Compared to UK retirees, our American counterparts live in almost an alien world. For example, a retiree who owns a home in The Villages, a retirement community in Florida, daily chores consist of deciding which of the 65 swimming pools to paddle in or which of the 46 nearby golf courses to tee off from. And instead of settling down in the evening in front of the box, our American may be line dancing in the village square until midnight, or growing old disgracefully, cruising the high street with his chums on a pimped-up Harley-Davidson.
Many age-restricted communities, as they are called in the States, are the size of small cities, covering several square miles and bursting with entertainment centres, sports complexes and shopping emporia. Some even have their own police forces, ambulance teams, churches and supermarkets. Indeed, census data show that The Villages is one of the fastest-growing cities in America.
In comparison then with retirement living in the UK, however, the US are streets ahead. According to Savills, about one in 200 people aged over 65 live in retirement homes in the UK, compared to about one in 18 in the US. This disparity is partly due to the fact that over the pond there is more advanced culture of retirement villages, with one of the earliest, campus-style villages built in Arizona back in 1960.
But things are changing and UK developers are now seeking inspiration, and assistance from their American counterparts.
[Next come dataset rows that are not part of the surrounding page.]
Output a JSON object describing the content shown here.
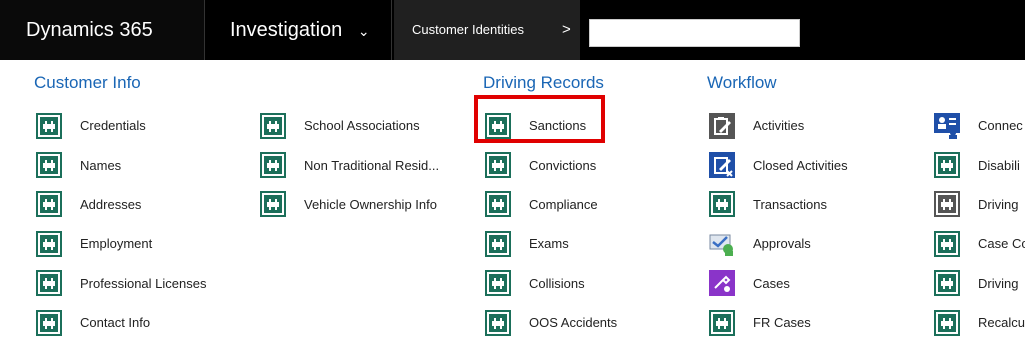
{
  "topbar": {
    "brand": "Dynamics 365",
    "area": "Investigation",
    "breadcrumb": "Customer Identities",
    "breadcrumb_sep": ">",
    "search_value": ""
  },
  "colors": {
    "accent": "#1a66b5",
    "tile_green": "#1b6f5a",
    "tile_gray": "#555555",
    "tile_blue": "#1f4fa8",
    "tile_purple": "#8a34c9",
    "highlight": "#e00000"
  },
  "columns": [
    {
      "header": "Customer Info",
      "items": [
        {
          "label": "Credentials",
          "icon": "entity-icon"
        },
        {
          "label": "Names",
          "icon": "entity-icon"
        },
        {
          "label": "Addresses",
          "icon": "entity-icon"
        },
        {
          "label": "Employment",
          "icon": "entity-icon"
        },
        {
          "label": "Professional Licenses",
          "icon": "entity-icon"
        },
        {
          "label": "Contact Info",
          "icon": "entity-icon"
        }
      ]
    },
    {
      "header": "",
      "items": [
        {
          "label": "School Associations",
          "icon": "entity-icon"
        },
        {
          "label": "Non Traditional Resid...",
          "icon": "entity-icon"
        },
        {
          "label": "Vehicle Ownership Info",
          "icon": "entity-icon"
        }
      ]
    },
    {
      "header": "Driving Records",
      "items": [
        {
          "label": "Sanctions",
          "icon": "entity-icon"
        },
        {
          "label": "Convictions",
          "icon": "entity-icon"
        },
        {
          "label": "Compliance",
          "icon": "entity-icon"
        },
        {
          "label": "Exams",
          "icon": "entity-icon"
        },
        {
          "label": "Collisions",
          "icon": "entity-icon"
        },
        {
          "label": "OOS Accidents",
          "icon": "entity-icon"
        }
      ]
    },
    {
      "header": "Workflow",
      "items": [
        {
          "label": "Activities",
          "icon": "activities-icon"
        },
        {
          "label": "Closed Activities",
          "icon": "closed-activities-icon"
        },
        {
          "label": "Transactions",
          "icon": "entity-icon"
        },
        {
          "label": "Approvals",
          "icon": "approvals-icon"
        },
        {
          "label": "Cases",
          "icon": "cases-icon"
        },
        {
          "label": "FR Cases",
          "icon": "entity-icon"
        }
      ]
    },
    {
      "header": "",
      "items": [
        {
          "label": "Connec",
          "icon": "connections-icon"
        },
        {
          "label": "Disabili",
          "icon": "entity-icon"
        },
        {
          "label": "Driving",
          "icon": "entity-gray-icon"
        },
        {
          "label": "Case Co",
          "icon": "entity-icon"
        },
        {
          "label": "Driving",
          "icon": "entity-icon"
        },
        {
          "label": "Recalcu",
          "icon": "entity-icon"
        }
      ]
    }
  ]
}
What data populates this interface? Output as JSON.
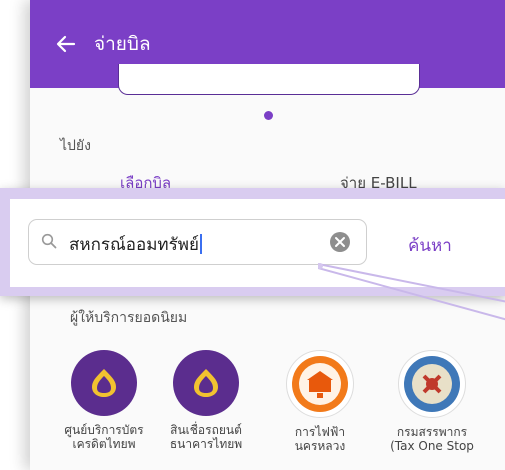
{
  "appbar": {
    "title": "จ่ายบิล",
    "color": "#7b3fc6"
  },
  "goto_label": "ไปยัง",
  "tabs": [
    {
      "label": "เลือกบิล",
      "active": true
    },
    {
      "label": "จ่าย E-BILL",
      "active": false
    }
  ],
  "search": {
    "value": "สหกรณ์ออมทรัพย์",
    "button_label": "ค้นหา"
  },
  "popular": {
    "label": "ผู้ให้บริการยอดนิยม",
    "billers": [
      {
        "line1": "ศูนย์บริการบัตร",
        "line2": "เครดิตไทยพ",
        "icon": "bank-logo-icon"
      },
      {
        "line1": "สินเชื่อรถยนต์",
        "line2": "ธนาคารไทยพ",
        "icon": "bank-logo-icon"
      },
      {
        "line1": "การไฟฟ้า",
        "line2": "นครหลวง",
        "icon": "mea-logo-icon"
      },
      {
        "line1": "กรมสรรพากร",
        "line2": "(Tax One Stop",
        "icon": "revenue-dept-logo-icon"
      }
    ]
  }
}
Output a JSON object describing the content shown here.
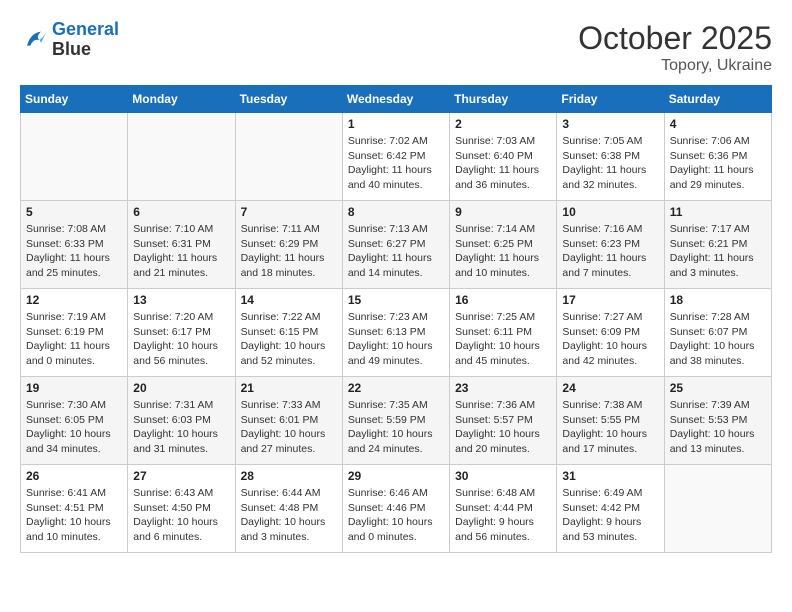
{
  "header": {
    "logo_line1": "General",
    "logo_line2": "Blue",
    "month": "October 2025",
    "location": "Topory, Ukraine"
  },
  "weekdays": [
    "Sunday",
    "Monday",
    "Tuesday",
    "Wednesday",
    "Thursday",
    "Friday",
    "Saturday"
  ],
  "weeks": [
    [
      {
        "day": "",
        "info": ""
      },
      {
        "day": "",
        "info": ""
      },
      {
        "day": "",
        "info": ""
      },
      {
        "day": "1",
        "info": "Sunrise: 7:02 AM\nSunset: 6:42 PM\nDaylight: 11 hours\nand 40 minutes."
      },
      {
        "day": "2",
        "info": "Sunrise: 7:03 AM\nSunset: 6:40 PM\nDaylight: 11 hours\nand 36 minutes."
      },
      {
        "day": "3",
        "info": "Sunrise: 7:05 AM\nSunset: 6:38 PM\nDaylight: 11 hours\nand 32 minutes."
      },
      {
        "day": "4",
        "info": "Sunrise: 7:06 AM\nSunset: 6:36 PM\nDaylight: 11 hours\nand 29 minutes."
      }
    ],
    [
      {
        "day": "5",
        "info": "Sunrise: 7:08 AM\nSunset: 6:33 PM\nDaylight: 11 hours\nand 25 minutes."
      },
      {
        "day": "6",
        "info": "Sunrise: 7:10 AM\nSunset: 6:31 PM\nDaylight: 11 hours\nand 21 minutes."
      },
      {
        "day": "7",
        "info": "Sunrise: 7:11 AM\nSunset: 6:29 PM\nDaylight: 11 hours\nand 18 minutes."
      },
      {
        "day": "8",
        "info": "Sunrise: 7:13 AM\nSunset: 6:27 PM\nDaylight: 11 hours\nand 14 minutes."
      },
      {
        "day": "9",
        "info": "Sunrise: 7:14 AM\nSunset: 6:25 PM\nDaylight: 11 hours\nand 10 minutes."
      },
      {
        "day": "10",
        "info": "Sunrise: 7:16 AM\nSunset: 6:23 PM\nDaylight: 11 hours\nand 7 minutes."
      },
      {
        "day": "11",
        "info": "Sunrise: 7:17 AM\nSunset: 6:21 PM\nDaylight: 11 hours\nand 3 minutes."
      }
    ],
    [
      {
        "day": "12",
        "info": "Sunrise: 7:19 AM\nSunset: 6:19 PM\nDaylight: 11 hours\nand 0 minutes."
      },
      {
        "day": "13",
        "info": "Sunrise: 7:20 AM\nSunset: 6:17 PM\nDaylight: 10 hours\nand 56 minutes."
      },
      {
        "day": "14",
        "info": "Sunrise: 7:22 AM\nSunset: 6:15 PM\nDaylight: 10 hours\nand 52 minutes."
      },
      {
        "day": "15",
        "info": "Sunrise: 7:23 AM\nSunset: 6:13 PM\nDaylight: 10 hours\nand 49 minutes."
      },
      {
        "day": "16",
        "info": "Sunrise: 7:25 AM\nSunset: 6:11 PM\nDaylight: 10 hours\nand 45 minutes."
      },
      {
        "day": "17",
        "info": "Sunrise: 7:27 AM\nSunset: 6:09 PM\nDaylight: 10 hours\nand 42 minutes."
      },
      {
        "day": "18",
        "info": "Sunrise: 7:28 AM\nSunset: 6:07 PM\nDaylight: 10 hours\nand 38 minutes."
      }
    ],
    [
      {
        "day": "19",
        "info": "Sunrise: 7:30 AM\nSunset: 6:05 PM\nDaylight: 10 hours\nand 34 minutes."
      },
      {
        "day": "20",
        "info": "Sunrise: 7:31 AM\nSunset: 6:03 PM\nDaylight: 10 hours\nand 31 minutes."
      },
      {
        "day": "21",
        "info": "Sunrise: 7:33 AM\nSunset: 6:01 PM\nDaylight: 10 hours\nand 27 minutes."
      },
      {
        "day": "22",
        "info": "Sunrise: 7:35 AM\nSunset: 5:59 PM\nDaylight: 10 hours\nand 24 minutes."
      },
      {
        "day": "23",
        "info": "Sunrise: 7:36 AM\nSunset: 5:57 PM\nDaylight: 10 hours\nand 20 minutes."
      },
      {
        "day": "24",
        "info": "Sunrise: 7:38 AM\nSunset: 5:55 PM\nDaylight: 10 hours\nand 17 minutes."
      },
      {
        "day": "25",
        "info": "Sunrise: 7:39 AM\nSunset: 5:53 PM\nDaylight: 10 hours\nand 13 minutes."
      }
    ],
    [
      {
        "day": "26",
        "info": "Sunrise: 6:41 AM\nSunset: 4:51 PM\nDaylight: 10 hours\nand 10 minutes."
      },
      {
        "day": "27",
        "info": "Sunrise: 6:43 AM\nSunset: 4:50 PM\nDaylight: 10 hours\nand 6 minutes."
      },
      {
        "day": "28",
        "info": "Sunrise: 6:44 AM\nSunset: 4:48 PM\nDaylight: 10 hours\nand 3 minutes."
      },
      {
        "day": "29",
        "info": "Sunrise: 6:46 AM\nSunset: 4:46 PM\nDaylight: 10 hours\nand 0 minutes."
      },
      {
        "day": "30",
        "info": "Sunrise: 6:48 AM\nSunset: 4:44 PM\nDaylight: 9 hours\nand 56 minutes."
      },
      {
        "day": "31",
        "info": "Sunrise: 6:49 AM\nSunset: 4:42 PM\nDaylight: 9 hours\nand 53 minutes."
      },
      {
        "day": "",
        "info": ""
      }
    ]
  ]
}
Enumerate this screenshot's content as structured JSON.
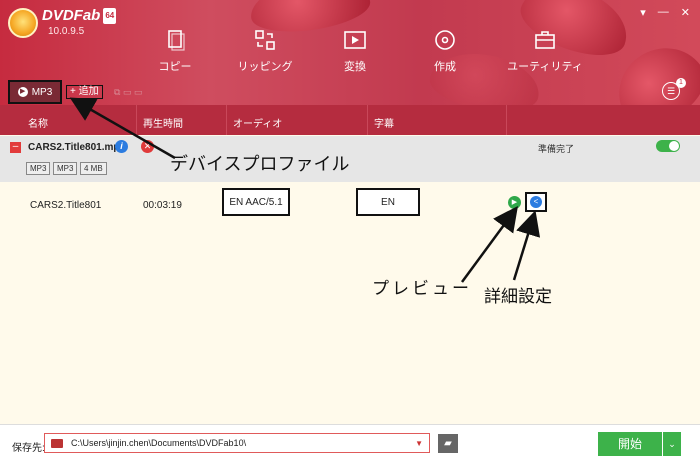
{
  "app": {
    "name": "DVDFab",
    "badge": "64",
    "version": "10.0.9.5"
  },
  "window_controls": [
    "▾",
    "—",
    "✕"
  ],
  "nav": {
    "items": [
      {
        "label": "コピー",
        "icon": "copy-icon"
      },
      {
        "label": "リッピング",
        "icon": "ripper-icon"
      },
      {
        "label": "変換",
        "icon": "converter-icon"
      },
      {
        "label": "作成",
        "icon": "creator-icon"
      },
      {
        "label": "ユーティリティ",
        "icon": "toolbox-icon"
      }
    ]
  },
  "toolbar": {
    "profile_label": "MP3",
    "add_label": "追加",
    "list_badge": "1"
  },
  "columns": {
    "name": "名称",
    "duration": "再生時間",
    "audio": "オーディオ",
    "subtitle": "字幕"
  },
  "title_row": {
    "filename": "CARS2.Title801.mp4",
    "tags": [
      "MP3",
      "MP3",
      "4 MB"
    ],
    "status": "準備完了"
  },
  "track": {
    "name": "CARS2.Title801",
    "duration": "00:03:19",
    "audio": "EN AAC/5.1",
    "subtitle": "EN"
  },
  "annotations": {
    "profile": "デバイスプロファイル",
    "preview": "プレビュー",
    "advanced": "詳細設定"
  },
  "bottom": {
    "save_label": "保存先:",
    "path": "C:\\Users\\jinjin.chen\\Documents\\DVDFab10\\",
    "start_label": "開始"
  },
  "colors": {
    "header": "#c62b3f",
    "column_header": "#b52c3f",
    "start": "#3db24a"
  }
}
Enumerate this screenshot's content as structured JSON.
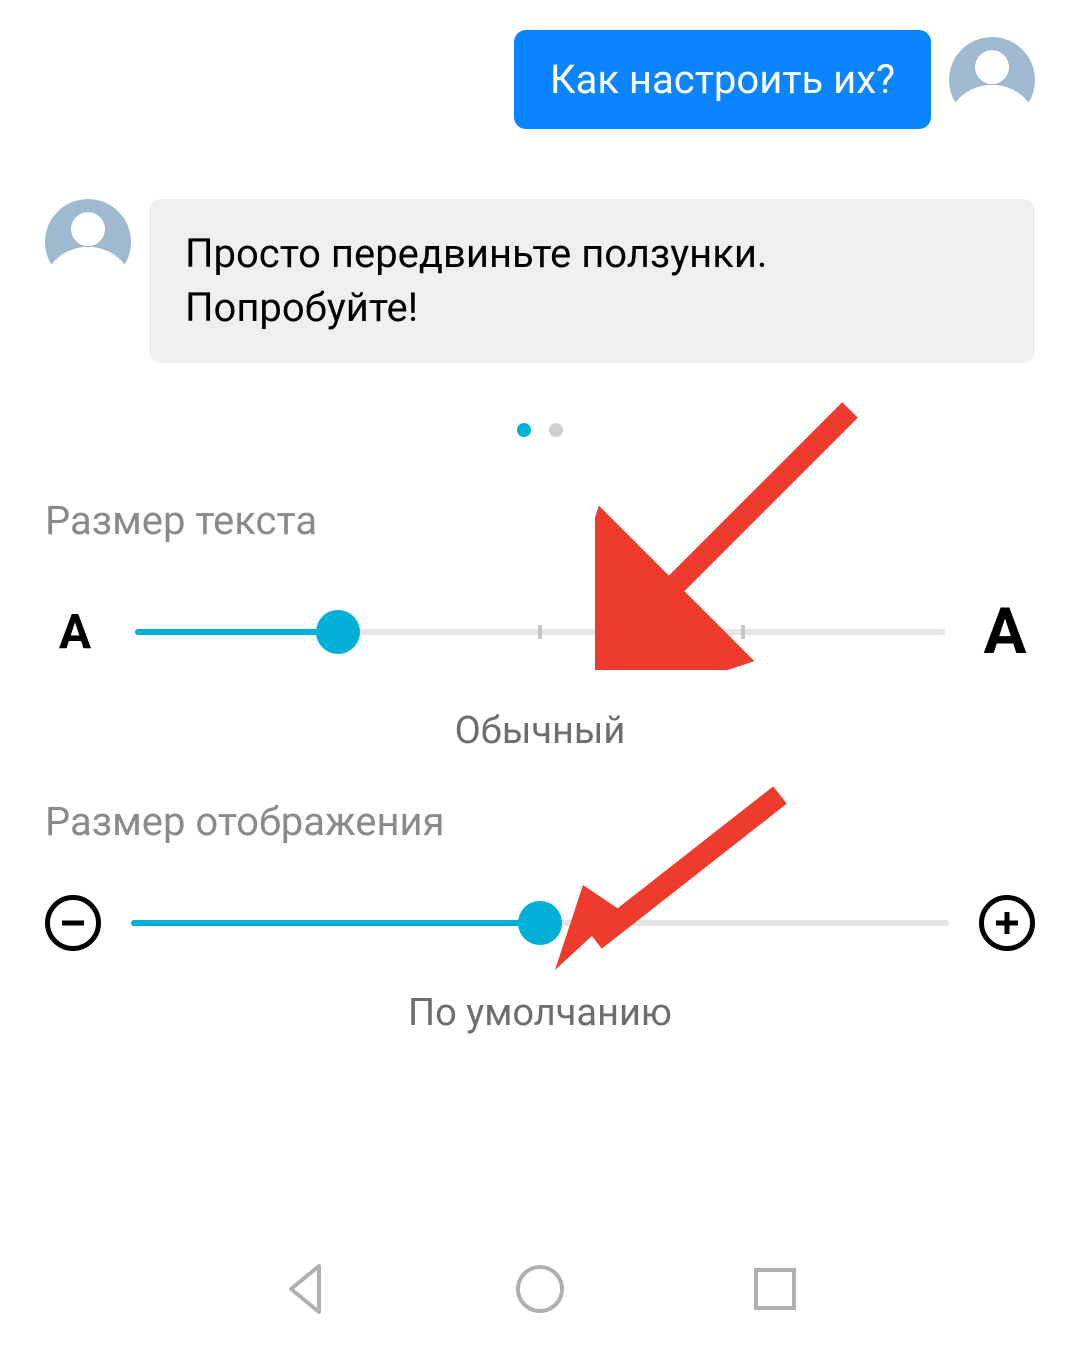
{
  "chat": {
    "outgoing": "Как настроить их?",
    "incoming": "Просто передвиньте ползунки. Попробуйте!"
  },
  "pagination": {
    "active_index": 0,
    "count": 2
  },
  "text_size": {
    "label": "Размер текста",
    "small_glyph": "A",
    "large_glyph": "A",
    "value_label": "Обычный",
    "fill_percent": 25,
    "ticks": [
      50,
      75
    ]
  },
  "display_size": {
    "label": "Размер отображения",
    "minus_glyph": "−",
    "plus_glyph": "+",
    "value_label": "По умолчанию",
    "fill_percent": 50
  },
  "colors": {
    "accent_blue": "#0a84ff",
    "slider_teal": "#00b0d6",
    "arrow_red": "#ef3b2d"
  }
}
British developer Elysian Residences is building two developments in London, and has partnered with US retirement operator One Eighty. American-born Gavin Stein, whose grandparents live in a retirement community in California, is chief executive of Elysian. His plan is to shake up the UK retirement model and introduce some US-style features. The art deco Landsby in Stanmore, for example, has a New York apartment-style entrance and double-height lobby.
Its other scheme, The Oren, will be in Hampstead, and since Elysian’s schemes won’t be on a vast campus, it will be looking for partnerships with golf clubs and leisure centres to try to create that big feel of US developments.
An American architect will work alongside a British one to ensure there is a good “UK translation” of the American features, which will include a hotel-style concierge desk, cooking masterclasses in a theatre kitchen just off the restaurant, and state-of-the-art golf simulators where you can play on 21 of the world’s top courses. There will also be a special fitness programme imported from the US called Prime Fit which includes a circular disc designed to improve balance and prevent falls.
Whilst the use of two Elysian developments are restricted to residents only, Audley Villages, an already established UK retirement developer, is taking a different view. It wants to see wider integration by opening its doors to its restaurants and spa facilities to the outlying community. Its portfolio of urban retirement developments is growing fast and they’re getting bigger too – its largest village is the newly opened Audley Redwood in Bristol, which has 155 apartments.
Its new Mayfield development will have 250 homes and a mini-mart. But this is miles away from Sun City: a Florida retirement home that extends 16 sq miles and has its own police force, a computer lab, 10 clay tennis courts, a theatre, volleyball courts, travel club and even a British Connection club. Not to mention pools and golf courses.
Audley, however, is wary of adopting lots of American-style features arguing that Brits are very different from the Americans. Rather than being stuck miles from anywhere in a huge, gated complex, UK buyers want to be closer to shops and amenities in urban locations.
Nevertheless, British housebuilders have started to cherry-pick the best features of American retirement developments including, Gifford Lea that has even launched a “Well-being Navigator”, an American concept that monitors owners’ care needs.
Unlike the UK, American retirement home providers haven’t had such a problem persuading older people to move into developments with shared facilities. This is partly due to the fact that they have had a “condo culture” for decades, and people have been used to living in managed environments, whether it is a historic, doorman apartment block, or a gated scheme with a pool and gym.
Owner-occupied retirement housing represents 17 per cent of the total housing stock over the pond, compared with just two per cent in the UK. And some 12 per cent of the US retired population lives in some form of purpose-built community – increasing to 30 per cent on the West Coast.
One big difference that remains is that British retirees want to downsize to fewer rooms in spacious low-maintenance apartments, whereas it is not uncommon for the American retirement property to be a sizeable detached home with a double garage.
But there has been a marked shift in the American model, too, with more operators focusing on building smaller communities in urban areas and providing care.
UK providers are also converging with the US by offering a variety of payment options on new homes including shared ownership, part-buy/part-rent and rental. At the top end, the American country-club lifestyle theme has been adopted by London-based Auriens. The retirement “village” in Chelsea offers owners who choose a £3 million-plus property an Aston Martin mobility scooter, Bugatti stairlift and restaurant menu offering caviar and lobster.